I believe the WW tractor models were adequately developed to meet the customer’s demands/requirements and that all the endurance testing proved that the vehicles had acceptable service life. In general, production tractors performed well and service life was acceptable, although there were a few minor glitches that needed to be and were resolved early in the production run.

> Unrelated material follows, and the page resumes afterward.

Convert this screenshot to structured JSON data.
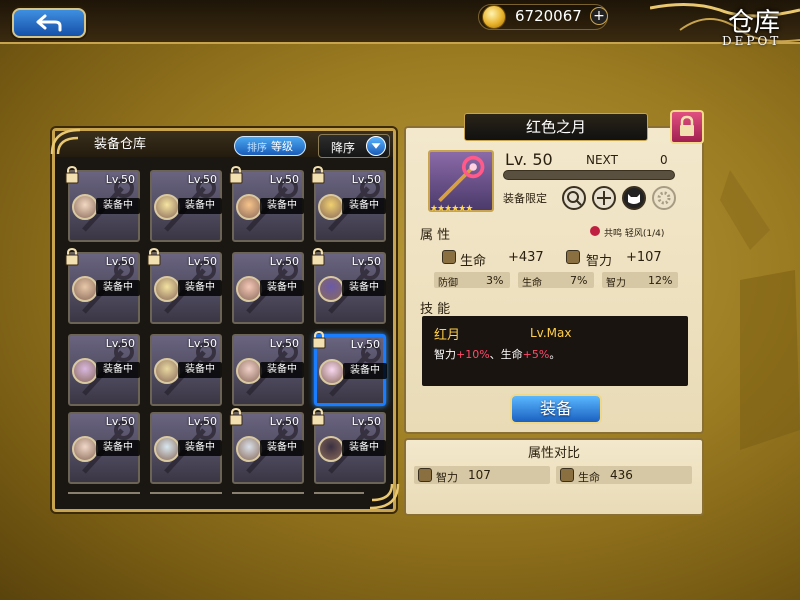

The WW powertrain was also used in later production Industrial (yellow paint) Model 2400 backhoe/loader tractors. Even though the wheel brakes had satisfactorily completed all the current IH brake performance and endurance tests, this application developed wheel brake disk wear out problems that took considerable investigation to determine the cause. Some thought that panic brake application to cause rapid vehicle deceleration of the heavier Industrial tractor was the cause of the problem. Because of that assumption, the Doncaster Test Group tested several fully equipped 2400 tractors for one million cycles of the following procedure. The vehicle was accelerated to maximum ground speed and then a panic application of the wheel brakes was applied bringing the vehicle to a rapid stop. After the test was completed, inspection of the paper brake discs showed absolutely no damage to the brake material. At the same time, I was running all types of brake tests in the lab at the Engineering Center trying to duplicate the results that we saw on failed parts. Nothing successfully duplicated those results. I finally made a trip to a tractor located in Exeter, UK that had suffered repeat brake failures and finally discovered the cause of the brake failures! As you probably know, the Exeter area in southeast England has some pretty steep slope on the roadways. What I found was that the operator would let the tractor coast down the steep slopes reaching speeds of nearly 30 mph (normal max speed is ~20 mph) which was not a problem until he would lightly tap the brakes when he happened to see a car poke it’s nose out of the driveway hidden by hedgerows. Even though he did not necessarily slow the vehicle, just that short application instantaneously dissipated the equivalent of 300 hp per wheel brake. There was not sufficient lube oil in the interface between the paper disc and the stationary steel disc, and the result was that the paper was burned or charred, which eventually resulted in complete wear out of the paper facing. Lab testing with various modification of paper material and oil flow patterns eventually developed a brake system that could adequately handle that kind of energy dissipation without failure, and our brake problems were resolved! As a side note, at the same time the same type of brake problems developed on Ag tractors in South Africa. The study of that problem found that the operators were hauling sugar cane and were working on piece rates, so the more loads they could haul, the more money they could make. These were diesel tractors that had external high idle stops on the injection pumps. We found that the operators were bending the stops to allow higher engine speeds, resulting in travel speeds near the 30 mph found in Exeter. Stopping the fully-loaded cane wagons resulted in the same condition—high energy dissipation in the brakes and resultant brake failure.
Those are just some of the interesting tests and developments that were encountered during the development of the WW tractors.